Records drawn from a dataset
-.-.-

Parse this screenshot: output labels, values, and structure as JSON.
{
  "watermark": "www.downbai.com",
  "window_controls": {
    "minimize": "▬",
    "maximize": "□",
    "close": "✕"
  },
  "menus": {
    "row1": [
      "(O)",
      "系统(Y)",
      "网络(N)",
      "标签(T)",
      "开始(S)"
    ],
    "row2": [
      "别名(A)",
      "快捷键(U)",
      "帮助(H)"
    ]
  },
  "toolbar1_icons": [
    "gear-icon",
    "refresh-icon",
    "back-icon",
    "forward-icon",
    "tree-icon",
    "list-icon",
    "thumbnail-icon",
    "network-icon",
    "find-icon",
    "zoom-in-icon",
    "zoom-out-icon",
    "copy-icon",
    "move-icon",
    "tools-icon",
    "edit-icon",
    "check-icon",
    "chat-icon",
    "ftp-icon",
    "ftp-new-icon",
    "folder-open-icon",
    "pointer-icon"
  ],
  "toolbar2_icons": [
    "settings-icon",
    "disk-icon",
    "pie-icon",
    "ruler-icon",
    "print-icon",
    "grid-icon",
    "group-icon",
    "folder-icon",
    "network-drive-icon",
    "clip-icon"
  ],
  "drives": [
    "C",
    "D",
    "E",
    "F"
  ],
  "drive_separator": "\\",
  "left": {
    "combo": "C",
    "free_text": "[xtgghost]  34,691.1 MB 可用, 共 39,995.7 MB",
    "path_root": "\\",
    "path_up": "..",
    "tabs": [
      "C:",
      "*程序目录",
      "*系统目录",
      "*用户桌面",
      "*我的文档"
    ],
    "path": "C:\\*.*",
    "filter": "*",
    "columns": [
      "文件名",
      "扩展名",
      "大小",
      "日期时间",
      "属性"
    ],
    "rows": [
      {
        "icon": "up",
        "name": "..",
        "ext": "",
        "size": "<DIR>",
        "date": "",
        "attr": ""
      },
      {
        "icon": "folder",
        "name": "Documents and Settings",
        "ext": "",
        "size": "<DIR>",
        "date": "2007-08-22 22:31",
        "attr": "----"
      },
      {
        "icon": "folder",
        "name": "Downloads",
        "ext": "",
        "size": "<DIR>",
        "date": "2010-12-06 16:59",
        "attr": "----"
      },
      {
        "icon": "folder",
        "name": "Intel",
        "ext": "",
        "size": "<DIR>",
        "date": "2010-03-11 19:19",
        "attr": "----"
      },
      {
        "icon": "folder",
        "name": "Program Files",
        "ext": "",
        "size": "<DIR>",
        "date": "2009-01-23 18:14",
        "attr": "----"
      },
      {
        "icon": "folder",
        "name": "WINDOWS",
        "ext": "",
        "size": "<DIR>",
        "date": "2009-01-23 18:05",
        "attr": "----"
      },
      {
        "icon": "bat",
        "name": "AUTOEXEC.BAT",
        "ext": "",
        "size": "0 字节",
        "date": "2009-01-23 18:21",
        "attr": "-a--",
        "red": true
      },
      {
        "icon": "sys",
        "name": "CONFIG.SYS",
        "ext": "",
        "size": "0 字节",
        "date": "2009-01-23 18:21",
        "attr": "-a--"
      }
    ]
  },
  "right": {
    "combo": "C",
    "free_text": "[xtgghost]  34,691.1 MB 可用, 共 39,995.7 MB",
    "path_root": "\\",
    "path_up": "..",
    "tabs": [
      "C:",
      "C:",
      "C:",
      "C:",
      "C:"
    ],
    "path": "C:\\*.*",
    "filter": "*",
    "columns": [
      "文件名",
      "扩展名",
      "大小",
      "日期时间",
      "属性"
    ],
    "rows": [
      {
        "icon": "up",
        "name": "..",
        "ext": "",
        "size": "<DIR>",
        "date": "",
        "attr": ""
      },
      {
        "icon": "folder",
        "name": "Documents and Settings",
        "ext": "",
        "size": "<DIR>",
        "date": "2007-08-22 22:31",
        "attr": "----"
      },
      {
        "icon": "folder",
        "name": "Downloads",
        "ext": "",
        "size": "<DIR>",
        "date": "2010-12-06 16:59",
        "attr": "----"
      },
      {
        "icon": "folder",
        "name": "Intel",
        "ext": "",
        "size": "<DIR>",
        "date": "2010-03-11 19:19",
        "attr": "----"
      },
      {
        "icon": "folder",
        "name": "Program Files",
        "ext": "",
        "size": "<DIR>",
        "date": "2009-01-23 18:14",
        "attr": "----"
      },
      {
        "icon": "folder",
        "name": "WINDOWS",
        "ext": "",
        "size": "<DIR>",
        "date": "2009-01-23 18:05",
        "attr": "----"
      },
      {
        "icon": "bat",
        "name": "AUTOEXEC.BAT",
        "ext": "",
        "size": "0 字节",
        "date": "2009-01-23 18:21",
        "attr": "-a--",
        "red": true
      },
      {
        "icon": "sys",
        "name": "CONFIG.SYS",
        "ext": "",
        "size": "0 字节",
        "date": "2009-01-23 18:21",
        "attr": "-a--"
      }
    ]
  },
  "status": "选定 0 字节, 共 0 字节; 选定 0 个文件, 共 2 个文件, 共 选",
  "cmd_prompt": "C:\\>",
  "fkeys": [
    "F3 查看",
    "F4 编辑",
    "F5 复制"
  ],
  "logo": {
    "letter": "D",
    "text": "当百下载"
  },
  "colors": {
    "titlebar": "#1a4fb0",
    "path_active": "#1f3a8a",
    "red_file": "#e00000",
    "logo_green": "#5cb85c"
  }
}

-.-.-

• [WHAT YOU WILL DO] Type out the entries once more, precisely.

• [TASK RESULT]
Parse this screenshot: output labels, values, and structure as JSON.
{
  "watermark": "www.downbai.com",
  "window_controls": {
    "minimize": "▬",
    "maximize": "□",
    "close": "✕"
  },
  "menus": {
    "row1": [
      "(O)",
      "系统(Y)",
      "网络(N)",
      "标签(T)",
      "开始(S)"
    ],
    "row2": [
      "别名(A)",
      "快捷键(U)",
      "帮助(H)"
    ]
  },
  "toolbar1_icons": [
    "gear-icon",
    "refresh-icon",
    "back-icon",
    "forward-icon",
    "tree-icon",
    "list-icon",
    "thumbnail-icon",
    "network-icon",
    "find-icon",
    "zoom-in-icon",
    "zoom-out-icon",
    "copy-icon",
    "move-icon",
    "tools-icon",
    "edit-icon",
    "check-icon",
    "chat-icon",
    "ftp-icon",
    "ftp-new-icon",
    "folder-open-icon",
    "pointer-icon"
  ],
  "toolbar2_icons": [
    "settings-icon",
    "disk-icon",
    "pie-icon",
    "ruler-icon",
    "print-icon",
    "grid-icon",
    "group-icon",
    "folder-icon",
    "network-drive-icon",
    "clip-icon"
  ],
  "drives": [
    "C",
    "D",
    "E",
    "F"
  ],
  "drive_separator": "\\",
  "left": {
    "combo": "C",
    "free_text": "[xtgghost]  34,691.1 MB 可用, 共 39,995.7 MB",
    "path_root": "\\",
    "path_up": "..",
    "tabs": [
      "C:",
      "*程序目录",
      "*系统目录",
      "*用户桌面",
      "*我的文档"
    ],
    "path": "C:\\*.*",
    "filter": "*",
    "columns": [
      "文件名",
      "扩展名",
      "大小",
      "日期时间",
      "属性"
    ],
    "rows": [
      {
        "icon": "up",
        "name": "..",
        "ext": "",
        "size": "<DIR>",
        "date": "",
        "attr": ""
      },
      {
        "icon": "folder",
        "name": "Documents and Settings",
        "ext": "",
        "size": "<DIR>",
        "date": "2007-08-22 22:31",
        "attr": "----"
      },
      {
        "icon": "folder",
        "name": "Downloads",
        "ext": "",
        "size": "<DIR>",
        "date": "2010-12-06 16:59",
        "attr": "----"
      },
      {
        "icon": "folder",
        "name": "Intel",
        "ext": "",
        "size": "<DIR>",
        "date": "2010-03-11 19:19",
        "attr": "----"
      },
      {
        "icon": "folder",
        "name": "Program Files",
        "ext": "",
        "size": "<DIR>",
        "date": "2009-01-23 18:14",
        "attr": "----"
      },
      {
        "icon": "folder",
        "name": "WINDOWS",
        "ext": "",
        "size": "<DIR>",
        "date": "2009-01-23 18:05",
        "attr": "----"
      },
      {
        "icon": "bat",
        "name": "AUTOEXEC.BAT",
        "ext": "",
        "size": "0 字节",
        "date": "2009-01-23 18:21",
        "attr": "-a--",
        "red": true
      },
      {
        "icon": "sys",
        "name": "CONFIG.SYS",
        "ext": "",
        "size": "0 字节",
        "date": "2009-01-23 18:21",
        "attr": "-a--"
      }
    ]
  },
  "right": {
    "combo": "C",
    "free_text": "[xtgghost]  34,691.1 MB 可用, 共 39,995.7 MB",
    "path_root": "\\",
    "path_up": "..",
    "tabs": [
      "C:",
      "C:",
      "C:",
      "C:",
      "C:"
    ],
    "path": "C:\\*.*",
    "filter": "*",
    "columns": [
      "文件名",
      "扩展名",
      "大小",
      "日期时间",
      "属性"
    ],
    "rows": [
      {
        "icon": "up",
        "name": "..",
        "ext": "",
        "size": "<DIR>",
        "date": "",
        "attr": ""
      },
      {
        "icon": "folder",
        "name": "Documents and Settings",
        "ext": "",
        "size": "<DIR>",
        "date": "2007-08-22 22:31",
        "attr": "----"
      },
      {
        "icon": "folder",
        "name": "Downloads",
        "ext": "",
        "size": "<DIR>",
        "date": "2010-12-06 16:59",
        "attr": "----"
      },
      {
        "icon": "folder",
        "name": "Intel",
        "ext": "",
        "size": "<DIR>",
        "date": "2010-03-11 19:19",
        "attr": "----"
      },
      {
        "icon": "folder",
        "name": "Program Files",
        "ext": "",
        "size": "<DIR>",
        "date": "2009-01-23 18:14",
        "attr": "----"
      },
      {
        "icon": "folder",
        "name": "WINDOWS",
        "ext": "",
        "size": "<DIR>",
        "date": "2009-01-23 18:05",
        "attr": "----"
      },
      {
        "icon": "bat",
        "name": "AUTOEXEC.BAT",
        "ext": "",
        "size": "0 字节",
        "date": "2009-01-23 18:21",
        "attr": "-a--",
        "red": true
      },
      {
        "icon": "sys",
        "name": "CONFIG.SYS",
        "ext": "",
        "size": "0 字节",
        "date": "2009-01-23 18:21",
        "attr": "-a--"
      }
    ]
  },
  "status": "选定 0 字节, 共 0 字节; 选定 0 个文件, 共 2 个文件, 共 选",
  "cmd_prompt": "C:\\>",
  "fkeys": [
    "F3 查看",
    "F4 编辑",
    "F5 复制"
  ],
  "logo": {
    "letter": "D",
    "text": "当百下载"
  },
  "colors": {
    "titlebar": "#1a4fb0",
    "path_active": "#1f3a8a",
    "red_file": "#e00000",
    "logo_green": "#5cb85c"
  }
}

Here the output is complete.